He went on to explain how Russia state actors create believable sock puppet accounts by insinuating themselves into the middle of a demographic they wish to influence. Using Wisconsin as an example, Watts described how such an actor would first “inhale” all of the accounts from a given slice of the population, parsing out details so they can then replicate the prevailing qualities in an average account. “They look exactly like you. It looks like an American from the Midwest or the South.”

Hackers attempt “to build an audience within that target group, but they run into a bit of a problem when they wish to rebrand the sock puppet with a different identity.” The hackers do not want to shed the audience they’ve acquired so they reprogram the accounts “strategically” to push the information:

Those strategic accounts then work together to create the news of the day. Accounts associated with Russian intelligence “tweet heavily at Trump during times they know he’s online [in order] to push conspiracy theories.”

After pushing coordinated waves of the propaganda du jour, such a high volume of content usually ends up trending. “Once it pushes to the top of the feed, mainstream news pays attention.”

When established news organizations must weigh in in order to debunk those fake news pushes, it still sets the national conversation for the day and distracts from other news that might work against Russia’s interests, continuing the story’s spread “organically.”

The Senate Committee Wants to Remain Bipartisan

We’ve seen the House Intelligence Committee implode over this subject. Chairman Richard Burr (R-NC) and Vice Chairman Mark Warner (D-VA) want to avoid the partisanship and fights that have plagued their counterparts:

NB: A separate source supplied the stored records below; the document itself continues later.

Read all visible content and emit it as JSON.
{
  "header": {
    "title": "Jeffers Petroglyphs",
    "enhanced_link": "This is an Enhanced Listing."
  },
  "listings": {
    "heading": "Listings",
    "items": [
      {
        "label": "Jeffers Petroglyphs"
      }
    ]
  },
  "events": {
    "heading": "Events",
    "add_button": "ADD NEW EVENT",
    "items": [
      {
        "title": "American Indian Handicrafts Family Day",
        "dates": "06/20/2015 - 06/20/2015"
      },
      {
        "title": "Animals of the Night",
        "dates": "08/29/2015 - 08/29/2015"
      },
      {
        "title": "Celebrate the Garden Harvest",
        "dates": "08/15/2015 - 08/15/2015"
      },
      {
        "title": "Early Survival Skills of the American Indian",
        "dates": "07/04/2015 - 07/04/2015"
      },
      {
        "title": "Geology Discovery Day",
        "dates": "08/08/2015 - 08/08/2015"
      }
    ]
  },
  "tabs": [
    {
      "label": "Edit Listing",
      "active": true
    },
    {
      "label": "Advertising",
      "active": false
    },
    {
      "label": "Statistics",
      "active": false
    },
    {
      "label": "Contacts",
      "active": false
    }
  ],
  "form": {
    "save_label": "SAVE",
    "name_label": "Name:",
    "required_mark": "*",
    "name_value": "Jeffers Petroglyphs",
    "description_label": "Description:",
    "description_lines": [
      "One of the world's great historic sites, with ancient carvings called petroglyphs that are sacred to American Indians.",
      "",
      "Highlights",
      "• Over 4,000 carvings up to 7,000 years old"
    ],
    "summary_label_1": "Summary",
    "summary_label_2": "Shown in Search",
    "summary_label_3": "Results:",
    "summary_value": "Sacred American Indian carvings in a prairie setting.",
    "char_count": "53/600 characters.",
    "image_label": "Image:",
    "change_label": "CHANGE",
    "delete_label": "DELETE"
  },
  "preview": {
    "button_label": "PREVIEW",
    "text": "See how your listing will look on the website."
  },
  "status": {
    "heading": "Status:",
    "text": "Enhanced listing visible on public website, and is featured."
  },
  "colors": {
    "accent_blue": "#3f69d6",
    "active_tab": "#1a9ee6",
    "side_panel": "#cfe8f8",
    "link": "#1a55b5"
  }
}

“We’re all targets of a sophisticated and capable adversary,” Burr said in his opening statement, “and we must engage in a whole-of-government approach to combat Russian active measures.”

“We simply must — and we will — get this right,” Warner said. “The chairman and I agree it is vitally important that we do this as a credible, bipartisan and transparent manner as possible. As was said yesterday at our press conference, Chairman Burr and I trust each other.”

Both men also admitted that evidence shows Russia preferred Trump, but overall wanted to destabilize America:

“Candidly, while it helped one candidate this time, they are not favoring one party over another,” Warner said, “and, consequently, should be a concern for all of us.”